A member of Stop Zion Hill Annexation unloads on the Azle City Council on Monday night. Photo by Jeff Prince.

City leaders in Azle are learning the hard way what Weatherford City Councilmembers discovered recently. Trying to annex property these days is like telling an Aggie joke in a bar in College Station. You are liable to get slapped. 

“Greedy piglets” was one of the more interesting descriptions spat at Azle Mayor Alan Brundrett and city councilmembers at a public hearing on Monday night. Officials are seeking to annex about 400 acres of property along FM 730 and Jacksboro Highway. They say the properties are in areas ripe for future development and that the city needs to annex the land to maintain control over what is built there in the years ahead.

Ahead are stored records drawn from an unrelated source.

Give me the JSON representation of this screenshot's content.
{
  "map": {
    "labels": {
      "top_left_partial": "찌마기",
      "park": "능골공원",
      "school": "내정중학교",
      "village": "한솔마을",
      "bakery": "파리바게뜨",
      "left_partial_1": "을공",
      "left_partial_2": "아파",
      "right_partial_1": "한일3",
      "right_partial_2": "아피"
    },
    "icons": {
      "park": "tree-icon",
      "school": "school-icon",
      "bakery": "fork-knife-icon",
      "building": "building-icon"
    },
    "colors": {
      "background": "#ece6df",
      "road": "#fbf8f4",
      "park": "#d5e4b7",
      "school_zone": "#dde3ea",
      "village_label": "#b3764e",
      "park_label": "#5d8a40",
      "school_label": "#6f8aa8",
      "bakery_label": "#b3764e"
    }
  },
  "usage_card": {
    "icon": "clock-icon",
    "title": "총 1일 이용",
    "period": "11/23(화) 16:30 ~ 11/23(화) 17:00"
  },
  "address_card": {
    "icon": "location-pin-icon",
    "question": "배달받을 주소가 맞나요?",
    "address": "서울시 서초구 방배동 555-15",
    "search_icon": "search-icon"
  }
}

But cities trying to annex property before Dec 1 are making people pretty, pretty pissed. That’s when a new state law takes effect that requires cities to hold a vote before annexing unincorporated property in large counties (500,000 residents or more), including Tarrant County. State Rep. Phil King of Parker County slapped on an amendment that allows counties with fewer than 500,000 residents, such as Parker County, to hold an election to opt in to the law. To make that happen, 10 percent of registered voters would have to sign a petition to request an opt-in election.


Earlier this year, Weatherford officials awoke a sleeping, straw-chewing giant when they tried to annex 1,300 acres of unincorporated property that included Zion Hill, a community made up of folks who like living outside the city limits, raising cows and chickens, using water wells and septic tanks, and enjoying freedoms from what they see as onerous code regulations, inspectors, permit fees, and such. They also can enjoy all the great things about living next to a city –– access to restaurants, theaters, auto mechanics –– without having to pay city taxes.

The grassroots group Stop Zion Hill Annexation is working feverishly to obtain the necessary 8,500 signatures on their petition for the opt-in election (“Weatherford Land Grabs,” Sep 27). Members of that group showed up at the Azle hearing to let city leaders there know that attempts to annex land prior to Dec 1 or before an election petition is little more than a sneaky land grab.

Some of the property owners impacted by the potential Azle annexation stated their opposition with passion and eloquence during the public hearing. Some, like the guy who wore a felt cowboy hat with a big feather sticking out of it, said he didn’t cotton to people telling him how to maintain his property and that he purposely kept his place looking like crap as a signal for city officials to keep the hell away. Or something like that.

In September, Weatherford officials decided to postpone annexation until after Dec 1 after hearing earfuls from angry protesters at packed public hearings. Azle officials might follow suit, although they appeared adept at letting the criticism slide off their backs during Monday’s hearing. One elected official reminded the crowd that councilmembers aren’t paid after a speaker insinuated that they were laughing all the way to the bank from the annexations.